Local MarketingWorking to connect with customers and communities in the places where you sell.
Loyalty ProgramsOffering rewards and incentives for repeat business.
Market ExpansionScaling into new locations or markets.
Market PenetrationFocusing on building market share over profitability.
Market ResearchWorking to understand customers and competition.
Marketing CampaignsCoordinated efforts that may include advertising, promotion, promotional pricing and inventory management.
Marketing MixValue propositions based on some combination of product, price, place and promotion.
MerchandisingDesigning the environments where products are sold.
Niche MarketingTargeting a relatively small target market with unique needs.
Outbound MarketingPromoting products by pushing messages out to the customer with techniques such as advertising.
Personal SellingUsing sales people to establish relationships with customers to close sales.
Price DifferentiationStrategies such as coupons that seek to sell at different prices to customers based on their price sensitivity.
Price LeadershipSetting at the lowest price on the market. Often requires a lower cost base.
Price SkimmingAn initially high price for a new product that has generated much interest.
Product CultureImmersing your firm in the culture surrounding your products.

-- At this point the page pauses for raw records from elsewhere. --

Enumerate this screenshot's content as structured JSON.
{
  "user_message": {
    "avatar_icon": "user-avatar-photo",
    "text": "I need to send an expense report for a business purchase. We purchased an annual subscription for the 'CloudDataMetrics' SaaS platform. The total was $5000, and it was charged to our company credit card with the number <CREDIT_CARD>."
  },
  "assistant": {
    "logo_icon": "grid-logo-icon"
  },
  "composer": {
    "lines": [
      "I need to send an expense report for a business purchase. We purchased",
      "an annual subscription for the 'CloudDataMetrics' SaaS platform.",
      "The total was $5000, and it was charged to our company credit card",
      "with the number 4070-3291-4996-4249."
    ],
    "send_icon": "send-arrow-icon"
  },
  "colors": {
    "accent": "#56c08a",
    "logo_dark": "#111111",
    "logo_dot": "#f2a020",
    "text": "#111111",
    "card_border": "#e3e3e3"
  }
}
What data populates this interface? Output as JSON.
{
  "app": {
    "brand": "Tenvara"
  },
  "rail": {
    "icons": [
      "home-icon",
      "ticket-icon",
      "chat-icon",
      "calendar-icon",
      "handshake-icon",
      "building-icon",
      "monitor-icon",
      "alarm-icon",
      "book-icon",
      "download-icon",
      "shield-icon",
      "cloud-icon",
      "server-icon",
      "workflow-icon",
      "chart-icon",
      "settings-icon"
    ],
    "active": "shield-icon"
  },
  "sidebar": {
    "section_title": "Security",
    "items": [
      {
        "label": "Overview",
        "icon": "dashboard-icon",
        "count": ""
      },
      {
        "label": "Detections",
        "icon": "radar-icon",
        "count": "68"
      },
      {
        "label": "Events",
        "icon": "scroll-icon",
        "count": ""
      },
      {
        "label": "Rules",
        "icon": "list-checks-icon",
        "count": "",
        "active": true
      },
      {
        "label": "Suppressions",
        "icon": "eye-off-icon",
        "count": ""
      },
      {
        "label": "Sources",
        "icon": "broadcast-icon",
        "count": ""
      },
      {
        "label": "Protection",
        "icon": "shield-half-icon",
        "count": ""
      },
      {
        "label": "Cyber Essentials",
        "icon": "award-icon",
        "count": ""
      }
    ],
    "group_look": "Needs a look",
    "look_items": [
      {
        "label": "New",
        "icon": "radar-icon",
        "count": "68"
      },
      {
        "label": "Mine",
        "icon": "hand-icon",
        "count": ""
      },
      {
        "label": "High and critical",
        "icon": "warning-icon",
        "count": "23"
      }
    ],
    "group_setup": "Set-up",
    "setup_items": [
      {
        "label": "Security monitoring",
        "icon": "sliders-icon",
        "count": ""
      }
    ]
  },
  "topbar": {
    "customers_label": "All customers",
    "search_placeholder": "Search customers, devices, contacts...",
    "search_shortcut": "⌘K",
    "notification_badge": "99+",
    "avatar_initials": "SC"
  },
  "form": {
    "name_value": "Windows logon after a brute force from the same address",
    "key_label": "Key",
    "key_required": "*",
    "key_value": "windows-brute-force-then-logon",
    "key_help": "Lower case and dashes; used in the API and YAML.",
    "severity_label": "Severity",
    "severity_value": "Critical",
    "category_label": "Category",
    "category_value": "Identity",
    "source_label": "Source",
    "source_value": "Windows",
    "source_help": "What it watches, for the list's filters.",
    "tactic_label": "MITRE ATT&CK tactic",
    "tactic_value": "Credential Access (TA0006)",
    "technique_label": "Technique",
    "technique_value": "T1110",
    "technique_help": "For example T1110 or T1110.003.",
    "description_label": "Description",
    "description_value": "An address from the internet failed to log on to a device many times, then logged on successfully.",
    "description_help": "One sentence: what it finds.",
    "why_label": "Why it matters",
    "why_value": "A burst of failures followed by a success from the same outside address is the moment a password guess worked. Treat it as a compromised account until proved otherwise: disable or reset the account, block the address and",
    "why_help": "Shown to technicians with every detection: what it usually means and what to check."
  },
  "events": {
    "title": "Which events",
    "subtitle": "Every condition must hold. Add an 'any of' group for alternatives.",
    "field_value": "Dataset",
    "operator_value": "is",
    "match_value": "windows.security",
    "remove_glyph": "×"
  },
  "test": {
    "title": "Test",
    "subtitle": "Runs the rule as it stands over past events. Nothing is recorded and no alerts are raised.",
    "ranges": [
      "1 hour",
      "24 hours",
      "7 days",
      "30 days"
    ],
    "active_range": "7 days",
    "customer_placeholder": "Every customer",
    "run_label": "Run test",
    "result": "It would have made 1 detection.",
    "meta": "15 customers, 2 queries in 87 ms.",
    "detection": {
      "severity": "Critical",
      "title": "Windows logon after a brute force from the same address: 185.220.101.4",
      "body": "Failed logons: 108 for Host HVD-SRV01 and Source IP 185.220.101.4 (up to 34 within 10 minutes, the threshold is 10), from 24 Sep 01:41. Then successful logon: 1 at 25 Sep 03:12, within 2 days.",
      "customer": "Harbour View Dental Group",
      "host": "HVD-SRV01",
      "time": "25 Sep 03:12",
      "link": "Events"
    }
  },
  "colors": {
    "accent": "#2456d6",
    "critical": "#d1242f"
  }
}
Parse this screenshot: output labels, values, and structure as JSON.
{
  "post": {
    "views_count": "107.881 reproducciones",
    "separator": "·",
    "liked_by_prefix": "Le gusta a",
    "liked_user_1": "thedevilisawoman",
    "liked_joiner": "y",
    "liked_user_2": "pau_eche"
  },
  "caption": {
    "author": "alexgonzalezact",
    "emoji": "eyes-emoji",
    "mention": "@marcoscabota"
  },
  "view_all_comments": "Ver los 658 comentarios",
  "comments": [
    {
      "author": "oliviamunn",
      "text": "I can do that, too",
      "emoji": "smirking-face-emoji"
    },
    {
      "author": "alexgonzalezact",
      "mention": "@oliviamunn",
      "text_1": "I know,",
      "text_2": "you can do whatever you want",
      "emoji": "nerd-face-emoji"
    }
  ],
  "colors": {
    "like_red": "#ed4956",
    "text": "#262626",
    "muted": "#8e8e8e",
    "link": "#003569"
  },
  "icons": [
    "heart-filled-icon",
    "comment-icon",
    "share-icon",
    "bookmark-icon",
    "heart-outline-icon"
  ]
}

For example, a snowboard firm that only hires devoted snowboarders.
Product InnovationAiming for products and services that leap ahead in value.
Public RelationsManaging communications such as press releases and social media presence.
Referral MarketingEncouraging existing customers to refer new customers.
Revenue ManagementComplex and dynamic pricing strategies designed to sell all inventory before it expires.
Sales IncentivesGiving high power salespeople strong incentives to sell.
Sales and Operations PlanningAligning production and inventory with promotion.
Test MarketingTesting products and marketing in the real world before scaling them.
Traditional MarketingMarketing using techniques that predate the digital age such as broadcast media and person-to-person sales.
Undifferentiated MarketingA brand or product that targets everyone as a customer.
Value PropositionDeveloping a unique and valuable position for products that serve customer needs.